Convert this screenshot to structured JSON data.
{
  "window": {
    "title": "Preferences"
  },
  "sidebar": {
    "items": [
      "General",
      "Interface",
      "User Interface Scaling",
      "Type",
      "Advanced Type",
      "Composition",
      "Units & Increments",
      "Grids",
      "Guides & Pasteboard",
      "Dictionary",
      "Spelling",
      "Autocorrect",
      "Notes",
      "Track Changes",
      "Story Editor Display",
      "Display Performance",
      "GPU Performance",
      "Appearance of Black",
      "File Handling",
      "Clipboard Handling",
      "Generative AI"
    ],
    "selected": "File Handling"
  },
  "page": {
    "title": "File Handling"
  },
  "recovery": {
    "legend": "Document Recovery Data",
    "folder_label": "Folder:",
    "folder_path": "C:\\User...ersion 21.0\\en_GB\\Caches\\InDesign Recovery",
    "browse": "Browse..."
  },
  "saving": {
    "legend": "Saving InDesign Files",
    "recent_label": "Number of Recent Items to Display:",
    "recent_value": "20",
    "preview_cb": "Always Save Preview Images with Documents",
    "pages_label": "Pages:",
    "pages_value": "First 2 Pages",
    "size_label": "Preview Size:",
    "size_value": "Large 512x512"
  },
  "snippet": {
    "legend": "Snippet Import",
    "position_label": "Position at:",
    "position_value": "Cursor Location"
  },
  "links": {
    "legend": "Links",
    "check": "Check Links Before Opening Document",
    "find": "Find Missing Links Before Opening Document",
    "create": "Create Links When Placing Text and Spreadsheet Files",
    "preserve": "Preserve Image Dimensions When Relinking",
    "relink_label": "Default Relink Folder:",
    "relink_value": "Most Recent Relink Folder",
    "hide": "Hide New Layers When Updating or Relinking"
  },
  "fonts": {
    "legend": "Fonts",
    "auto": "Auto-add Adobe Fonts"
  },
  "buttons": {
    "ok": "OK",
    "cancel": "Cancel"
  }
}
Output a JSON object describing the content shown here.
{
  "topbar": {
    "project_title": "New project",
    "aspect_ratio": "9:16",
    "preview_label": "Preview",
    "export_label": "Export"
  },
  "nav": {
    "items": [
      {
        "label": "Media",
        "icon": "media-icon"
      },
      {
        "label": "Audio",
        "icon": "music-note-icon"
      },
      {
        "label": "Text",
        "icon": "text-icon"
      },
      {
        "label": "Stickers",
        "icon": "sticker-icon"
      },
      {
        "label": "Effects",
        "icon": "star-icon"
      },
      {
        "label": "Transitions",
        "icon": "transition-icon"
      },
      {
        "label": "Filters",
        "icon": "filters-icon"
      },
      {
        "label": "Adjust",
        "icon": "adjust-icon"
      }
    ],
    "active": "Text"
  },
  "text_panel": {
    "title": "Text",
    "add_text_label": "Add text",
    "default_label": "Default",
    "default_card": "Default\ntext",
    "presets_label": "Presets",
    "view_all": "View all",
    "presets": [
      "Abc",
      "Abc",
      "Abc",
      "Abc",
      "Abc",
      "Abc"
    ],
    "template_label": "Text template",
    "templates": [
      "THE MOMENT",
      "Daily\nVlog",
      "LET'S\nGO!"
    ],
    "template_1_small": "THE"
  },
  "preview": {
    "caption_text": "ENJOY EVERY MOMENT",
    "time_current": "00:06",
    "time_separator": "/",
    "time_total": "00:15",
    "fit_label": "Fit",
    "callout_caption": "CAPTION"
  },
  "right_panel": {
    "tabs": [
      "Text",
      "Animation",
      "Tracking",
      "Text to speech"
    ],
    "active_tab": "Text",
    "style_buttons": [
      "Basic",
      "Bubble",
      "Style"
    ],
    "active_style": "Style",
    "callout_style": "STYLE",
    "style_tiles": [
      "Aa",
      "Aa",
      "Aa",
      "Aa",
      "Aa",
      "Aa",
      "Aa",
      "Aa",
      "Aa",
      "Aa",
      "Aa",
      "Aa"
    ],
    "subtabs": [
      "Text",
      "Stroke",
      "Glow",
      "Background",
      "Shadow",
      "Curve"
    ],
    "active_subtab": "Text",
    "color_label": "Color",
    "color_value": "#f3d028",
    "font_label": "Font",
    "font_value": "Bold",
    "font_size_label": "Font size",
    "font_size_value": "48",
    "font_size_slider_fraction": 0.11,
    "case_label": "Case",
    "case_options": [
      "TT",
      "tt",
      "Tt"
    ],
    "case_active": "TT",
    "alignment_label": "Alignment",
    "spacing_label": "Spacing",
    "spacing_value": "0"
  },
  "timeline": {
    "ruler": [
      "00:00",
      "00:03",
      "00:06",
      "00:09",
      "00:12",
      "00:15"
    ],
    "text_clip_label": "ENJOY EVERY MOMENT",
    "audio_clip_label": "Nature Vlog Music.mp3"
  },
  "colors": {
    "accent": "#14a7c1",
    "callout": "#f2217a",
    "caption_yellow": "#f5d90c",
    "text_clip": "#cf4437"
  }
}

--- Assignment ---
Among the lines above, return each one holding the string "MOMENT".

--- Response ---
      "THE MOMENT",
    "caption_text": "ENJOY EVERY MOMENT",
    "text_clip_label": "ENJOY EVERY MOMENT",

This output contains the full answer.